### WORK TASK
The entries follow. Print each one exactly.

### LISTED RECORDS
* * *

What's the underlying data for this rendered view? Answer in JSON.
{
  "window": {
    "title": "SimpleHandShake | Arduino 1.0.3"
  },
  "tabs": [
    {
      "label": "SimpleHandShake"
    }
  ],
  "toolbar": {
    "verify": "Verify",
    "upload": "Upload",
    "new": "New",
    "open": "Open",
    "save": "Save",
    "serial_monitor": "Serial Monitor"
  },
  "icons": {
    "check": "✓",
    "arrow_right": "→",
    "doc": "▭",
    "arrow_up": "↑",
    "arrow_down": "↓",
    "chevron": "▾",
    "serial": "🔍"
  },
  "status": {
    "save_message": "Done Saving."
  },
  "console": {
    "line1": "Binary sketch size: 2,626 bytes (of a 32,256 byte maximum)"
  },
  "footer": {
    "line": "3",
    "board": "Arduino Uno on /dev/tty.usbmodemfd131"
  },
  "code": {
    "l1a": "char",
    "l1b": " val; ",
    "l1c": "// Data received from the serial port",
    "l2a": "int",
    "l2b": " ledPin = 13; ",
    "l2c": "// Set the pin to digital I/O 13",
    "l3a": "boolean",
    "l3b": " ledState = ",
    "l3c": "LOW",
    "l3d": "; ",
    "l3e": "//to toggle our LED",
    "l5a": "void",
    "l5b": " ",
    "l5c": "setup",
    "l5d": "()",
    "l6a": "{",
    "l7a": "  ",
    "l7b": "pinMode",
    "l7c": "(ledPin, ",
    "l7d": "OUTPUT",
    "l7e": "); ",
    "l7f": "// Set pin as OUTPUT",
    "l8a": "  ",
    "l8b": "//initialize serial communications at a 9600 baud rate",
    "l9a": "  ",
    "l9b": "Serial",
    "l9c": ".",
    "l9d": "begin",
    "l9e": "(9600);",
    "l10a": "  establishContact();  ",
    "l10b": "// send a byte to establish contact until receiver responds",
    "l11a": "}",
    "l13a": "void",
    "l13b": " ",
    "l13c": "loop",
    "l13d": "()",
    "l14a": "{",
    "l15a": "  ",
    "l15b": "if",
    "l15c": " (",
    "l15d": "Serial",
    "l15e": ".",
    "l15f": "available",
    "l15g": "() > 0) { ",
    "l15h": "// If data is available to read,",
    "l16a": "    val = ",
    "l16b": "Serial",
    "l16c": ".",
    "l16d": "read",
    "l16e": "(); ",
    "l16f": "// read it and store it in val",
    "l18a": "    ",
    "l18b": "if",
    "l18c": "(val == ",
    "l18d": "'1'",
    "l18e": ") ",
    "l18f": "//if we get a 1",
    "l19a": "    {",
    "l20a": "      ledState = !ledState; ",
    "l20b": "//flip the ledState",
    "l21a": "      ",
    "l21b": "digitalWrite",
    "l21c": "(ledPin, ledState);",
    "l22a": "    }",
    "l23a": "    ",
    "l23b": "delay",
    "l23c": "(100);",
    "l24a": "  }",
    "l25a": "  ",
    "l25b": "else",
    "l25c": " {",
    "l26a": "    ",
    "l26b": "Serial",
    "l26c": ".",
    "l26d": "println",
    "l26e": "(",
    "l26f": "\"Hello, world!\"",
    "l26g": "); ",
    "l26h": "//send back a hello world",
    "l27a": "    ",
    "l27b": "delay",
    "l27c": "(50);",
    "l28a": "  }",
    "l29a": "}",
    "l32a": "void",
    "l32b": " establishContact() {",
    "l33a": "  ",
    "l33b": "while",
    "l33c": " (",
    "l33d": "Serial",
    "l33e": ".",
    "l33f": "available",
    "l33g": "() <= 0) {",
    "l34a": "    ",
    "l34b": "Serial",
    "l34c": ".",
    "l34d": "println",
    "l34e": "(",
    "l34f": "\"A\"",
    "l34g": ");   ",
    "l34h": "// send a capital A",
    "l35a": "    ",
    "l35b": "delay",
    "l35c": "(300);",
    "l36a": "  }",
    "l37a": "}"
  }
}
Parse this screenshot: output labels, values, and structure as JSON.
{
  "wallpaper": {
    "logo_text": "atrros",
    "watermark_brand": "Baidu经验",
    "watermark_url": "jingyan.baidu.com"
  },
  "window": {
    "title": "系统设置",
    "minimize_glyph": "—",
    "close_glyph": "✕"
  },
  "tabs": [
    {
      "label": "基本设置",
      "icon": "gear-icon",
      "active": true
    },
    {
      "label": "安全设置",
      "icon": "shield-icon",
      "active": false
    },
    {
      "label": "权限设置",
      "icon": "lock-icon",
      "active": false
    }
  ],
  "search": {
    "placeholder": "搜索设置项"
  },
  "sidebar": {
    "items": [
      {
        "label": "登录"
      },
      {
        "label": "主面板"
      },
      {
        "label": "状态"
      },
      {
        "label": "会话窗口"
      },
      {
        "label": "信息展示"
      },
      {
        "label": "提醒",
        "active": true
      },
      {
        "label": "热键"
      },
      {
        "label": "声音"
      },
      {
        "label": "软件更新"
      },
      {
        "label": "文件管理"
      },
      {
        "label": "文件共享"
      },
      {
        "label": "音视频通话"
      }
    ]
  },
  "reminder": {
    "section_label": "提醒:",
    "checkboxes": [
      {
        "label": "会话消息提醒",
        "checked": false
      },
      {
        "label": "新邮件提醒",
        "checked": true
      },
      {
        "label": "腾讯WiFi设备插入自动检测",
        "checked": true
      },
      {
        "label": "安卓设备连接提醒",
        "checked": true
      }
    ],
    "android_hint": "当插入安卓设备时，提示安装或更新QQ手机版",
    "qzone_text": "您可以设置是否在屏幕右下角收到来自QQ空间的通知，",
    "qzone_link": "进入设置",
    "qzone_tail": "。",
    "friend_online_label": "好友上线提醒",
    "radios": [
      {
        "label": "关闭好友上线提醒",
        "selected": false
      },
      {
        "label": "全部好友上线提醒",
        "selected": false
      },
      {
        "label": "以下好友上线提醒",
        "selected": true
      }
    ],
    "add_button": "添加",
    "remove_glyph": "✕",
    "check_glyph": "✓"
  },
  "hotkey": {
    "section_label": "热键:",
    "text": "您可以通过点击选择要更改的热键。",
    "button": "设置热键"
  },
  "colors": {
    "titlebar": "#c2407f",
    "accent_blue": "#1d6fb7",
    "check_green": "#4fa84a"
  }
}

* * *

### EXERCISE ANSWER
What's the underlying data for this rendered view? Answer in JSON.
{
  "window": {
    "title": "SimpleHandShake | Arduino 1.0.3"
  },
  "tabs": [
    {
      "label": "SimpleHandShake"
    }
  ],
  "toolbar": {
    "verify": "Verify",
    "upload": "Upload",
    "new": "New",
    "open": "Open",
    "save": "Save",
    "serial_monitor": "Serial Monitor"
  },
  "icons": {
    "check": "✓",
    "arrow_right": "→",
    "doc": "▭",
    "arrow_up": "↑",
    "arrow_down": "↓",
    "chevron": "▾",
    "serial": "🔍"
  },
  "status": {
    "save_message": "Done Saving."
  },
  "console": {
    "line1": "Binary sketch size: 2,626 bytes (of a 32,256 byte maximum)"
  },
  "footer": {
    "line": "3",
    "board": "Arduino Uno on /dev/tty.usbmodemfd131"
  },
  "code": {
    "l1a": "char",
    "l1b": " val; ",
    "l1c": "// Data received from the serial port",
    "l2a": "int",
    "l2b": " ledPin = 13; ",
    "l2c": "// Set the pin to digital I/O 13",
    "l3a": "boolean",
    "l3b": " ledState = ",
    "l3c": "LOW",
    "l3d": "; ",
    "l3e": "//to toggle our LED",
    "l5a": "void",
    "l5b": " ",
    "l5c": "setup",
    "l5d": "()",
    "l6a": "{",
    "l7a": "  ",
    "l7b": "pinMode",
    "l7c": "(ledPin, ",
    "l7d": "OUTPUT",
    "l7e": "); ",
    "l7f": "// Set pin as OUTPUT",
    "l8a": "  ",
    "l8b": "//initialize serial communications at a 9600 baud rate",
    "l9a": "  ",
    "l9b": "Serial",
    "l9c": ".",
    "l9d": "begin",
    "l9e": "(9600);",
    "l10a": "  establishContact();  ",
    "l10b": "// send a byte to establish contact until receiver responds",
    "l11a": "}",
    "l13a": "void",
    "l13b": " ",
    "l13c": "loop",
    "l13d": "()",
    "l14a": "{",
    "l15a": "  ",
    "l15b": "if",
    "l15c": " (",
    "l15d": "Serial",
    "l15e": ".",
    "l15f": "available",
    "l15g": "() > 0) { ",
    "l15h": "// If data is available to read,",
    "l16a": "    val = ",
    "l16b": "Serial",
    "l16c": ".",
    "l16d": "read",
    "l16e": "(); ",
    "l16f": "// read it and store it in val",
    "l18a": "    ",
    "l18b": "if",
    "l18c": "(val == ",
    "l18d": "'1'",
    "l18e": ") ",
    "l18f": "//if we get a 1",
    "l19a": "    {",
    "l20a": "      ledState = !ledState; ",
    "l20b": "//flip the ledState",
    "l21a": "      ",
    "l21b": "digitalWrite",
    "l21c": "(ledPin, ledState);",
    "l22a": "    }",
    "l23a": "    ",
    "l23b": "delay",
    "l23c": "(100);",
    "l24a": "  }",
    "l25a": "  ",
    "l25b": "else",
    "l25c": " {",
    "l26a": "    ",
    "l26b": "Serial",
    "l26c": ".",
    "l26d": "println",
    "l26e": "(",
    "l26f": "\"Hello, world!\"",
    "l26g": "); ",
    "l26h": "//send back a hello world",
    "l27a": "    ",
    "l27b": "delay",
    "l27c": "(50);",
    "l28a": "  }",
    "l29a": "}",
    "l32a": "void",
    "l32b": " establishContact() {",
    "l33a": "  ",
    "l33b": "while",
    "l33c": " (",
    "l33d": "Serial",
    "l33e": ".",
    "l33f": "available",
    "l33g": "() <= 0) {",
    "l34a": "    ",
    "l34b": "Serial",
    "l34c": ".",
    "l34d": "println",
    "l34e": "(",
    "l34f": "\"A\"",
    "l34g": ");   ",
    "l34h": "// send a capital A",
    "l35a": "    ",
    "l35b": "delay",
    "l35c": "(300);",
    "l36a": "  }",
    "l37a": "}"
  }
}
Parse this screenshot: output labels, values, and structure as JSON.
{
  "wallpaper": {
    "logo_text": "atrros",
    "watermark_brand": "Baidu经验",
    "watermark_url": "jingyan.baidu.com"
  },
  "window": {
    "title": "系统设置",
    "minimize_glyph": "—",
    "close_glyph": "✕"
  },
  "tabs": [
    {
      "label": "基本设置",
      "icon": "gear-icon",
      "active": true
    },
    {
      "label": "安全设置",
      "icon": "shield-icon",
      "active": false
    },
    {
      "label": "权限设置",
      "icon": "lock-icon",
      "active": false
    }
  ],
  "search": {
    "placeholder": "搜索设置项"
  },
  "sidebar": {
    "items": [
      {
        "label": "登录"
      },
      {
        "label": "主面板"
      },
      {
        "label": "状态"
      },
      {
        "label": "会话窗口"
      },
      {
        "label": "信息展示"
      },
      {
        "label": "提醒",
        "active": true
      },
      {
        "label": "热键"
      },
      {
        "label": "声音"
      },
      {
        "label": "软件更新"
      },
      {
        "label": "文件管理"
      },
      {
        "label": "文件共享"
      },
      {
        "label": "音视频通话"
      }
    ]
  },
  "reminder": {
    "section_label": "提醒:",
    "checkboxes": [
      {
        "label": "会话消息提醒",
        "checked": false
      },
      {
        "label": "新邮件提醒",
        "checked": true
      },
      {
        "label": "腾讯WiFi设备插入自动检测",
        "checked": true
      },
      {
        "label": "安卓设备连接提醒",
        "checked": true
      }
    ],
    "android_hint": "当插入安卓设备时，提示安装或更新QQ手机版",
    "qzone_text": "您可以设置是否在屏幕右下角收到来自QQ空间的通知，",
    "qzone_link": "进入设置",
    "qzone_tail": "。",
    "friend_online_label": "好友上线提醒",
    "radios": [
      {
        "label": "关闭好友上线提醒",
        "selected": false
      },
      {
        "label": "全部好友上线提醒",
        "selected": false
      },
      {
        "label": "以下好友上线提醒",
        "selected": true
      }
    ],
    "add_button": "添加",
    "remove_glyph": "✕",
    "check_glyph": "✓"
  },
  "hotkey": {
    "section_label": "热键:",
    "text": "您可以通过点击选择要更改的热键。",
    "button": "设置热键"
  },
  "colors": {
    "titlebar": "#c2407f",
    "accent_blue": "#1d6fb7",
    "check_green": "#4fa84a"
  }
}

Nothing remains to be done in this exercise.